◆ Data for this task:
________

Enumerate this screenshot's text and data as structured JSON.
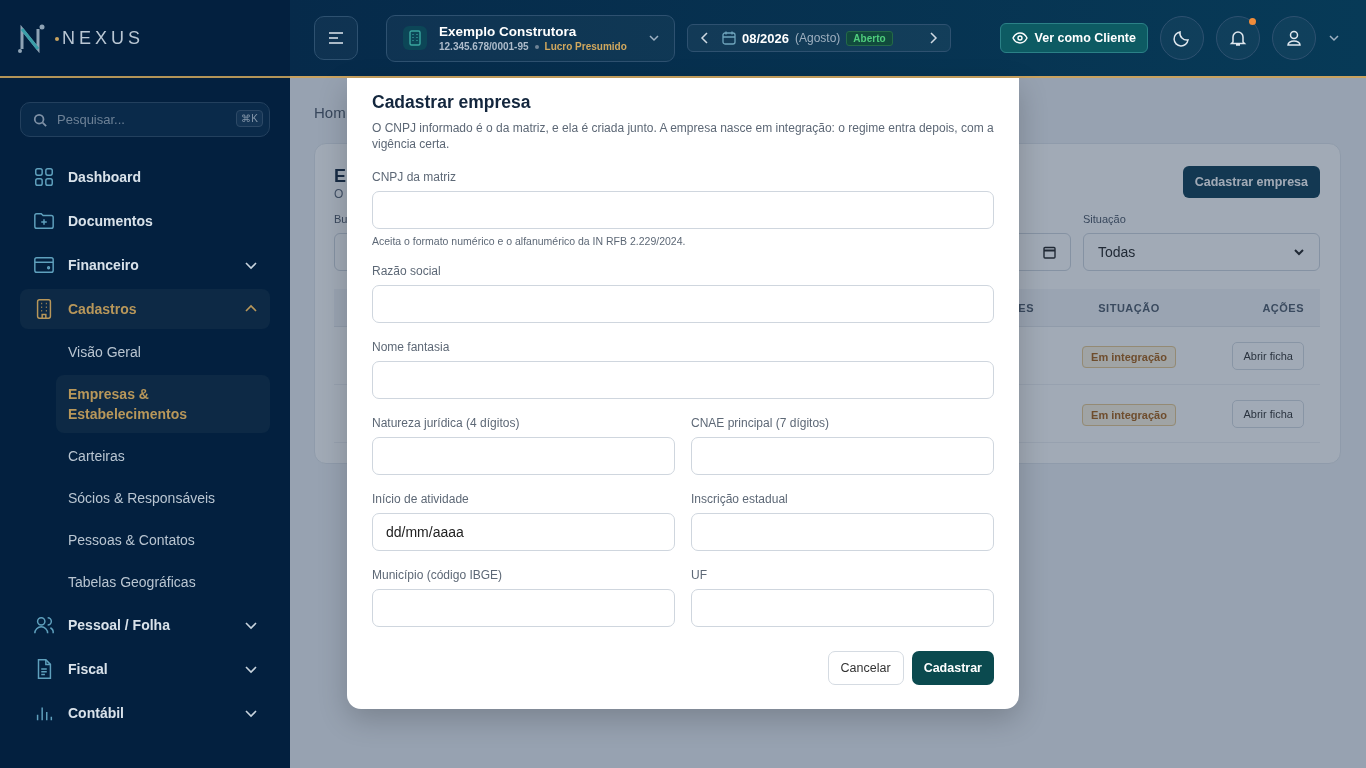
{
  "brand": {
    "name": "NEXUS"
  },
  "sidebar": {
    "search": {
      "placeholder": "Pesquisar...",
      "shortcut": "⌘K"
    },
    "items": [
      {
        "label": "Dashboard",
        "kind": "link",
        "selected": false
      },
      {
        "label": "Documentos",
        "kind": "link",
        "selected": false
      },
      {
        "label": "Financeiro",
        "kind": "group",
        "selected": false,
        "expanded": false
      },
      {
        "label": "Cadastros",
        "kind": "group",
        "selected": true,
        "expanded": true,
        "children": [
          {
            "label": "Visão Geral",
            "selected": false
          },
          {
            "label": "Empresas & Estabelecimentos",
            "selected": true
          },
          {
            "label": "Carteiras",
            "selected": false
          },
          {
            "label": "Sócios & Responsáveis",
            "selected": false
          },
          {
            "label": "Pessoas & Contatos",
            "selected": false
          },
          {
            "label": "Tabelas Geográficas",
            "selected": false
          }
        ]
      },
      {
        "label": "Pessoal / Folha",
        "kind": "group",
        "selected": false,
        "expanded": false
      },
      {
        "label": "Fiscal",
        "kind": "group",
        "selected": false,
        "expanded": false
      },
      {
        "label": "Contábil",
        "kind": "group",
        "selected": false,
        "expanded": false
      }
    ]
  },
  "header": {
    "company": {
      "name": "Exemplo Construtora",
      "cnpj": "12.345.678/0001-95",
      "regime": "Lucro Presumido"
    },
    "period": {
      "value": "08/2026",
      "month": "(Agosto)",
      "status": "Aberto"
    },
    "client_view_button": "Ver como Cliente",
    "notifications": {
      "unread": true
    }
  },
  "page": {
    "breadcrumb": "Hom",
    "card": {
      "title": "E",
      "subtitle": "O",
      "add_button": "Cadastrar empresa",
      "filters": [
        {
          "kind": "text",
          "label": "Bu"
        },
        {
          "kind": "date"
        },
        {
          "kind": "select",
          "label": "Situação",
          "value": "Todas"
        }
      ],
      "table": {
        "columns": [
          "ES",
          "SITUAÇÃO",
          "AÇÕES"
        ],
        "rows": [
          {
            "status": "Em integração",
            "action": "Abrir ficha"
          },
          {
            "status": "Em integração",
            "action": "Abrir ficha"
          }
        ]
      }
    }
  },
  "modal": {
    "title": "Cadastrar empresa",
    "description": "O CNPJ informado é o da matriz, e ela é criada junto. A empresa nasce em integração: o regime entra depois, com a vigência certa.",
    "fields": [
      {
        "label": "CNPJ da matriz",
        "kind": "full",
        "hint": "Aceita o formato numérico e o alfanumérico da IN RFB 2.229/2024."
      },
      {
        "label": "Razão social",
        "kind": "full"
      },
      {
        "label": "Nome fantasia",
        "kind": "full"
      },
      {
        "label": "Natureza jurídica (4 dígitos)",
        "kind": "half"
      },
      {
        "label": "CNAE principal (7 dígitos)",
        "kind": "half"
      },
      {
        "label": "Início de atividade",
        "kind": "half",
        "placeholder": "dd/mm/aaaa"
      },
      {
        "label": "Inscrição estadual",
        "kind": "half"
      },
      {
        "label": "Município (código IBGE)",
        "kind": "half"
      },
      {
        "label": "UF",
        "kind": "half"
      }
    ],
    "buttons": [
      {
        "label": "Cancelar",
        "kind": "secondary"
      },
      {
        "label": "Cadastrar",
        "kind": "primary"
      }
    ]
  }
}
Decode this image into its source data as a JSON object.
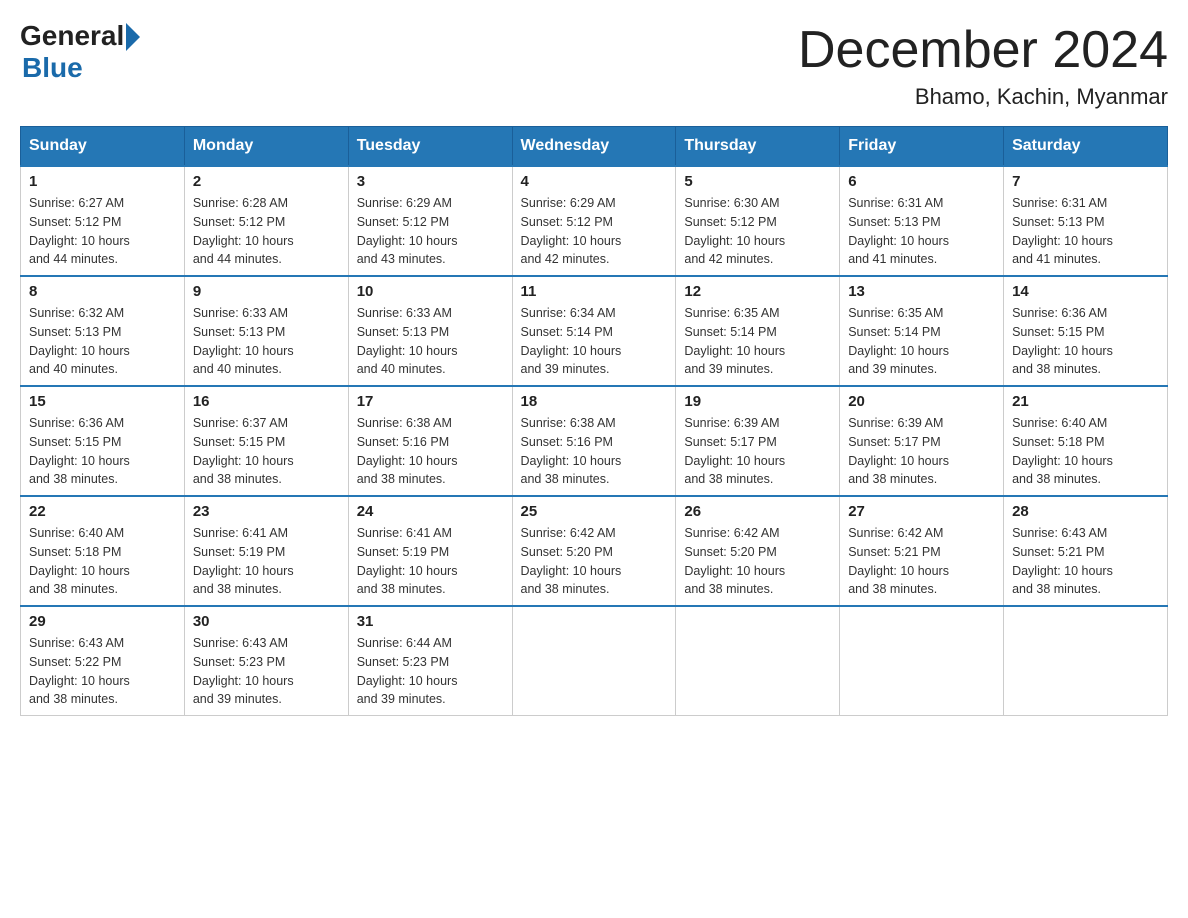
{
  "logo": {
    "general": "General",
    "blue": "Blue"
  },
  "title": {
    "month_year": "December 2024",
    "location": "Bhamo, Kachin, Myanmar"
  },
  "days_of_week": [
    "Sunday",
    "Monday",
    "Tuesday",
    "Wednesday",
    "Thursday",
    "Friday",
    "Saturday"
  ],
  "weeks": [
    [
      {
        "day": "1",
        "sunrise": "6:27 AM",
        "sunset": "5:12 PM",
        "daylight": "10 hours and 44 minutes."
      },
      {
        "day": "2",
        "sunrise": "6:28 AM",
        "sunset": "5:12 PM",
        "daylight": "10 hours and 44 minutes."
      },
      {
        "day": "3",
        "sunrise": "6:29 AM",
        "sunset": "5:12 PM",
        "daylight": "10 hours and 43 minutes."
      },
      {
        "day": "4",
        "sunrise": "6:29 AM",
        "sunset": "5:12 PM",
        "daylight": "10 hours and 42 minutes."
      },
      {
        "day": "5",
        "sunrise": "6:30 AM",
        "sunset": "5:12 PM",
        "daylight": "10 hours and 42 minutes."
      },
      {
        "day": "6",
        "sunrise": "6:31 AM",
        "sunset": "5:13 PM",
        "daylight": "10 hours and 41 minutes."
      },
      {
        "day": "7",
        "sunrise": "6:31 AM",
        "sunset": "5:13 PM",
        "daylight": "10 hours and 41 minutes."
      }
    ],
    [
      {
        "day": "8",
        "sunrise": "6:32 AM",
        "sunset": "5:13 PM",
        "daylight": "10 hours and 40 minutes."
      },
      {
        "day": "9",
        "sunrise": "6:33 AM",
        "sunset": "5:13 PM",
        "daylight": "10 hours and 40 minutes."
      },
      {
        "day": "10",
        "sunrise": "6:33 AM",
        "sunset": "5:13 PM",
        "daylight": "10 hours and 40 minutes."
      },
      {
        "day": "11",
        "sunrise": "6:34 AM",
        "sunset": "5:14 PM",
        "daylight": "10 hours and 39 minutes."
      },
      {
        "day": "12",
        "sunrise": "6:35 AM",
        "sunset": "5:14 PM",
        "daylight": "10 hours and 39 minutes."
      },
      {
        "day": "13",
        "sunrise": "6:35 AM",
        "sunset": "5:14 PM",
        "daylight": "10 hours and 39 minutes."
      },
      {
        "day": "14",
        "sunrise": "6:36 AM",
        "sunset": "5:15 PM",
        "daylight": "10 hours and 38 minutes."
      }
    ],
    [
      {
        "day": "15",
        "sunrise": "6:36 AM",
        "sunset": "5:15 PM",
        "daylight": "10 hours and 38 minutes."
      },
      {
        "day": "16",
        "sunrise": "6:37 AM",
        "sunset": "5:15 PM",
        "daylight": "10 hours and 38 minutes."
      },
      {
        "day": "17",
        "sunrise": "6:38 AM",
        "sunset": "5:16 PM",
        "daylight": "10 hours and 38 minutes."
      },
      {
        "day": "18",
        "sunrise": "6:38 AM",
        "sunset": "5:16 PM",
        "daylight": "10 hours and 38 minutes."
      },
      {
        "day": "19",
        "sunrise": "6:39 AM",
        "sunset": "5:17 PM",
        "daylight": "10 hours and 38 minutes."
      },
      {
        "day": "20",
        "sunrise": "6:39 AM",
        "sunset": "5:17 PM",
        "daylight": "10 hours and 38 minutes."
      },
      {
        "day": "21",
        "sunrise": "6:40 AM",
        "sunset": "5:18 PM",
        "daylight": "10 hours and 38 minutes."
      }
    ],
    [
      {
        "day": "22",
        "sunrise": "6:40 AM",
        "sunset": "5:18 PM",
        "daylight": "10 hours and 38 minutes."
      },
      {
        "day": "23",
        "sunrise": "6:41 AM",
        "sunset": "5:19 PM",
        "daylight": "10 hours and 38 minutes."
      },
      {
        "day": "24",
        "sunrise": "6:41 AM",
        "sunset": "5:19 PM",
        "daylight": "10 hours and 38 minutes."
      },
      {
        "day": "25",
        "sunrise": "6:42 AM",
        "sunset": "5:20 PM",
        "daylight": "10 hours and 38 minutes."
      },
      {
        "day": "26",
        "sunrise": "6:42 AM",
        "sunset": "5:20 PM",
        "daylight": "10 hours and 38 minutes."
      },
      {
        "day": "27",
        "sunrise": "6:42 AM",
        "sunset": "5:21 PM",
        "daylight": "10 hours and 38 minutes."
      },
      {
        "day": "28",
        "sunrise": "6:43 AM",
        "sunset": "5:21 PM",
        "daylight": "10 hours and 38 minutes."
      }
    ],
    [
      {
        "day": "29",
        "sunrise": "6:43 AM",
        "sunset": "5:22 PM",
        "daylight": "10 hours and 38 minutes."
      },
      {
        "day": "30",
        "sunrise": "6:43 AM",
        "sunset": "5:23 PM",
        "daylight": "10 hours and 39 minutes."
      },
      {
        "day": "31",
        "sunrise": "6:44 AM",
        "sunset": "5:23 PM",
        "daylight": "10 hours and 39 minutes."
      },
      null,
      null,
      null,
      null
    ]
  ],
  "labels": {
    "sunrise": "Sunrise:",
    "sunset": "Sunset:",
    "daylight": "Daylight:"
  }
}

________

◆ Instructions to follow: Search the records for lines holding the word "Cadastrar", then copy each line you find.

◆ Result of this exercise:
      "add_button": "Cadastrar empresa",
    "title": "Cadastrar empresa",
        "label": "Cadastrar",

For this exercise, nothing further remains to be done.